What is the average length of a class period when ALEKS is used?
50 minutes.


How do you implement ALEKS?
I use ALEKS as a credit recovery class for students who need a second dose of math classes. These are primarily seniors who need extra credits towards Algebra, Geometry, or Algebra 2. Students are graded based on the number of topics they complete in a quarter. This is broken down to a daily score so that the students can see their progress over the course of the quarter. They can earn extra credit one day in order to counter a lack of work for another day, or can spend extra time working on it at home to catch up. Ultimately, their grade still depends on how far they get from the start of the quarter to the end of the quarter.

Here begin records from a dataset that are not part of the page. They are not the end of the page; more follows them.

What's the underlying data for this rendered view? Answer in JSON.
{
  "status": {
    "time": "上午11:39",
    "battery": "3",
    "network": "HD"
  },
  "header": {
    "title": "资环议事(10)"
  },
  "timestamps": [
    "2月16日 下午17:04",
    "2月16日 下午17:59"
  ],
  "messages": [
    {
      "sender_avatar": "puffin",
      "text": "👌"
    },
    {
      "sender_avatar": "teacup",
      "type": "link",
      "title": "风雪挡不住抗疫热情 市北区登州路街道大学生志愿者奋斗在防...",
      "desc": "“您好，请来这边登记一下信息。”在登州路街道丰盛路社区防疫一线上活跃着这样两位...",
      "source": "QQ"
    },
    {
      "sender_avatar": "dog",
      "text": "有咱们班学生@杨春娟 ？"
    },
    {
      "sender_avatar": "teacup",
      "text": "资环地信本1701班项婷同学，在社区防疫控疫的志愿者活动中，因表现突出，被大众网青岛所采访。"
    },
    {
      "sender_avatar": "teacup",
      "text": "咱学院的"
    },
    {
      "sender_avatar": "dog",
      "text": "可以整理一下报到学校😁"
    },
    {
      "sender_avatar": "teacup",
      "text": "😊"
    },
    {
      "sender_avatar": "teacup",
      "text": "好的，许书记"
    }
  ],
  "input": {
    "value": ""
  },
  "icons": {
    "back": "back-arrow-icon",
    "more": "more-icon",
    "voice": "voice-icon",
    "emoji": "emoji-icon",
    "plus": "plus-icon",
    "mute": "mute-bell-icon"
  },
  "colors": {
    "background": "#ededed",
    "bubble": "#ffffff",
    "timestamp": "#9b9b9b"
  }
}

Even if their daily grade is adequate, they still need to do well on the assessments in order to receive full credit for the class.

Do you cover ALEKS concepts in a particular order?
We give the students choice as to what topics they work on next.

How do you structure your class period with ALEKS?
The students begin class with a written warm-up on a broad, higher order topic. When they have completed it and the class has discussed it, the students will go to the cart and grab a laptop to begin ALEKS. They have daily sheets to fill out that include explanations of new topics and space for their work answering that topic. In the last five minutes of class, the students power down and work on an exit ticket connected to the warm-up at the start of the hour. The purpose of the warm-ups and the exit tickets is to allow for more problem solving and discussion to occur in the classroom. It also leads into conversations with students on their problems on ALEKS. Both basic and advanced skills can be put into a bigger context. We provide a daily context to talk about.

How did you modify your regular teaching approach as a result of ALEKS?
I provide consistent examples for each problem type as a resource for the student's computation practice. On many assignments I'll include the answers for the next 4-10 questions after the examples so that they can build confidence in their work. This helps me spend more time in class on the concepts instead of the procedures. However, I learned from my use of ALEKS that examples aren't enough for a student to understand a procedure. It is vital that students learn problem solving skills to see the patterns that occur from one topic to another.

How often are students required or encouraged to work on ALEKS at home?
Students only use ALEKS from home as a way to make up for lost time or a low achievement day. Many of my students do not have the opportunity to log in from home.

How do you cultivate parental involvement and support for ALEKS?
We haven't looked into parental involvement yet, as we know that our students have technology restrictions at home.


Is ALEKS assigned to your students as all or part of their homework responsibilities? If so, what part of the total homework load is it?
No, ALEKS is not connected to student homework in our program.

How do you incorporate ALEKS into your grading system?
Students are expected to master four topics per day. They review those topics the next day or whenever they have time over the next week. In addition, we look at how far they've progressed throughout the quarter. Between daily participation and overall progress, ALEKS accounts for about 75 percent of the grade. The other 25 percent comes from homework and daily work, including warm-ups and exit tickets.

Do you require students to make regular amounts of progress in ALEKS?
Students are expected to cover a quarter of their pie within a quarter of the school year. It is percentage-based, and begins from where their Initial Assessment placed them. In order to receive full credit for a class, the student must reach their expected goal. If the student does not reach their goal, they are able to earn partial credit.

Learning Outcomes

Since using ALEKS, please describe the learning outcomes or progress you have seen.
I have seen some students learn half a year's worth of Algebra in just one quarter. Students build a lot of confidence as they view their daily progress.

Best Practices

Are there any best practices you would like to share with other teachers implementing ALEKS?
I believe that it's vital to have the student take notes from the explanations in order for them to truly articulate what is happening in both the question and the answer.